Instructions for the task
All entries below are to be returned in full, exactly as they stand.

Dataset excerpts:
• • • •
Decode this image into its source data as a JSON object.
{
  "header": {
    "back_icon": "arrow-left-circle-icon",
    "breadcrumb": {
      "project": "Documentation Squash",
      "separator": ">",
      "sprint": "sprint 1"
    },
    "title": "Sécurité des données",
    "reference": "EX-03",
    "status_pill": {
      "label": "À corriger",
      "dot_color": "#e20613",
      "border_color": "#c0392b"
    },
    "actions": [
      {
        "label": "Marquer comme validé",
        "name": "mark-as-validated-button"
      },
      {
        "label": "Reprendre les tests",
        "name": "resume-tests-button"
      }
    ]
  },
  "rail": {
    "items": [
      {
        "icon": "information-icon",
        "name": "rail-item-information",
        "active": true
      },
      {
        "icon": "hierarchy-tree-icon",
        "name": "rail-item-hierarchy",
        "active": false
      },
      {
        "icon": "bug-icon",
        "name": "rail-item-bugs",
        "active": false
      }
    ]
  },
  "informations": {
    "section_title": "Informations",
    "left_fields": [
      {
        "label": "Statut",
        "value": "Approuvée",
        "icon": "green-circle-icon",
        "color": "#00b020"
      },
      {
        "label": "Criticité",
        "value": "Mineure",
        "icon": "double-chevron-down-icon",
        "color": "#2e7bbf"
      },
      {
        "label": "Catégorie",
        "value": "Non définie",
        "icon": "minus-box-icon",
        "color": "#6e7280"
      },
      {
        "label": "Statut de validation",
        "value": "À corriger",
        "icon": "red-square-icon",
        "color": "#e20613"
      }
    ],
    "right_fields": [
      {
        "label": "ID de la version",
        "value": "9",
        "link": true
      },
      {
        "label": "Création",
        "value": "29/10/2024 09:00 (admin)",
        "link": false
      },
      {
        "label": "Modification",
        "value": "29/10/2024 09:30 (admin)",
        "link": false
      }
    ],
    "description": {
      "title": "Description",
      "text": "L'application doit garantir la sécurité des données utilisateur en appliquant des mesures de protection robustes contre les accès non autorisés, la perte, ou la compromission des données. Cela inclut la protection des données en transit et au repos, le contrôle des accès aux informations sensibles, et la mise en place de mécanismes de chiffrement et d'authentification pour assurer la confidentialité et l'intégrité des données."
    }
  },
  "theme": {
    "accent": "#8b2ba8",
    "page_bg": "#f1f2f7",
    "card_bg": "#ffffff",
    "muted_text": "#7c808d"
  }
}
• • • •
Task solution
Decode this image into its source data as a JSON object.
{
  "header": {
    "back_icon": "arrow-left-circle-icon",
    "breadcrumb": {
      "project": "Documentation Squash",
      "separator": ">",
      "sprint": "sprint 1"
    },
    "title": "Sécurité des données",
    "reference": "EX-03",
    "status_pill": {
      "label": "À corriger",
      "dot_color": "#e20613",
      "border_color": "#c0392b"
    },
    "actions": [
      {
        "label": "Marquer comme validé",
        "name": "mark-as-validated-button"
      },
      {
        "label": "Reprendre les tests",
        "name": "resume-tests-button"
      }
    ]
  },
  "rail": {
    "items": [
      {
        "icon": "information-icon",
        "name": "rail-item-information",
        "active": true
      },
      {
        "icon": "hierarchy-tree-icon",
        "name": "rail-item-hierarchy",
        "active": false
      },
      {
        "icon": "bug-icon",
        "name": "rail-item-bugs",
        "active": false
      }
    ]
  },
  "informations": {
    "section_title": "Informations",
    "left_fields": [
      {
        "label": "Statut",
        "value": "Approuvée",
        "icon": "green-circle-icon",
        "color": "#00b020"
      },
      {
        "label": "Criticité",
        "value": "Mineure",
        "icon": "double-chevron-down-icon",
        "color": "#2e7bbf"
      },
      {
        "label": "Catégorie",
        "value": "Non définie",
        "icon": "minus-box-icon",
        "color": "#6e7280"
      },
      {
        "label": "Statut de validation",
        "value": "À corriger",
        "icon": "red-square-icon",
        "color": "#e20613"
      }
    ],
    "right_fields": [
      {
        "label": "ID de la version",
        "value": "9",
        "link": true
      },
      {
        "label": "Création",
        "value": "29/10/2024 09:00 (admin)",
        "link": false
      },
      {
        "label": "Modification",
        "value": "29/10/2024 09:30 (admin)",
        "link": false
      }
    ],
    "description": {
      "title": "Description",
      "text": "L'application doit garantir la sécurité des données utilisateur en appliquant des mesures de protection robustes contre les accès non autorisés, la perte, ou la compromission des données. Cela inclut la protection des données en transit et au repos, le contrôle des accès aux informations sensibles, et la mise en place de mécanismes de chiffrement et d'authentification pour assurer la confidentialité et l'intégrité des données."
    }
  },
  "theme": {
    "accent": "#8b2ba8",
    "page_bg": "#f1f2f7",
    "card_bg": "#ffffff",
    "muted_text": "#7c808d"
  }
}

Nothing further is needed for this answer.